Give the records again word for word. Leave every picture out.

GIVEN DATA —
Start of Block
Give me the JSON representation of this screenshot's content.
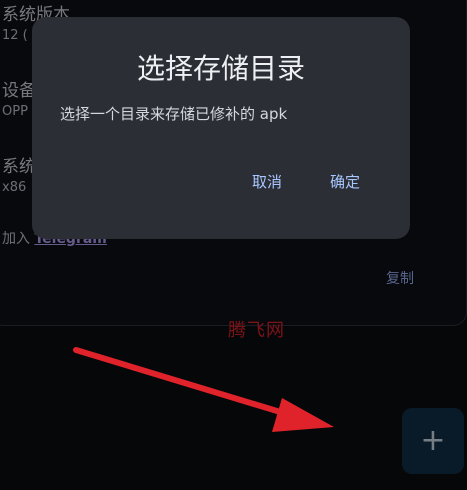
{
  "background": {
    "items": [
      {
        "label": "系统版本",
        "value": "12 ("
      },
      {
        "label": "设备",
        "value": "OPP"
      },
      {
        "label": "系统",
        "value": "x86"
      }
    ],
    "telegram_prefix": "加入",
    "telegram_link": "Telegram",
    "copy_label": "复制"
  },
  "watermark": "腾飞网",
  "fab": {
    "icon": "plus-icon",
    "glyph": "+"
  },
  "dialog": {
    "title": "选择存储目录",
    "message": "选择一个目录来存储已修补的 apk",
    "cancel_label": "取消",
    "ok_label": "确定"
  },
  "colors": {
    "background": "#0b0d12",
    "dialog": "#2b2e35",
    "accent": "#a9c7ff",
    "arrow": "#e0232a",
    "fab": "#12324b"
  }
}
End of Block
SOLUTION TO THIS EXERCISE —
Give me the JSON representation of this screenshot's content.
{
  "background": {
    "items": [
      {
        "label": "系统版本",
        "value": "12 ("
      },
      {
        "label": "设备",
        "value": "OPP"
      },
      {
        "label": "系统",
        "value": "x86"
      }
    ],
    "telegram_prefix": "加入",
    "telegram_link": "Telegram",
    "copy_label": "复制"
  },
  "watermark": "腾飞网",
  "fab": {
    "icon": "plus-icon",
    "glyph": "+"
  },
  "dialog": {
    "title": "选择存储目录",
    "message": "选择一个目录来存储已修补的 apk",
    "cancel_label": "取消",
    "ok_label": "确定"
  },
  "colors": {
    "background": "#0b0d12",
    "dialog": "#2b2e35",
    "accent": "#a9c7ff",
    "arrow": "#e0232a",
    "fab": "#12324b"
  }
}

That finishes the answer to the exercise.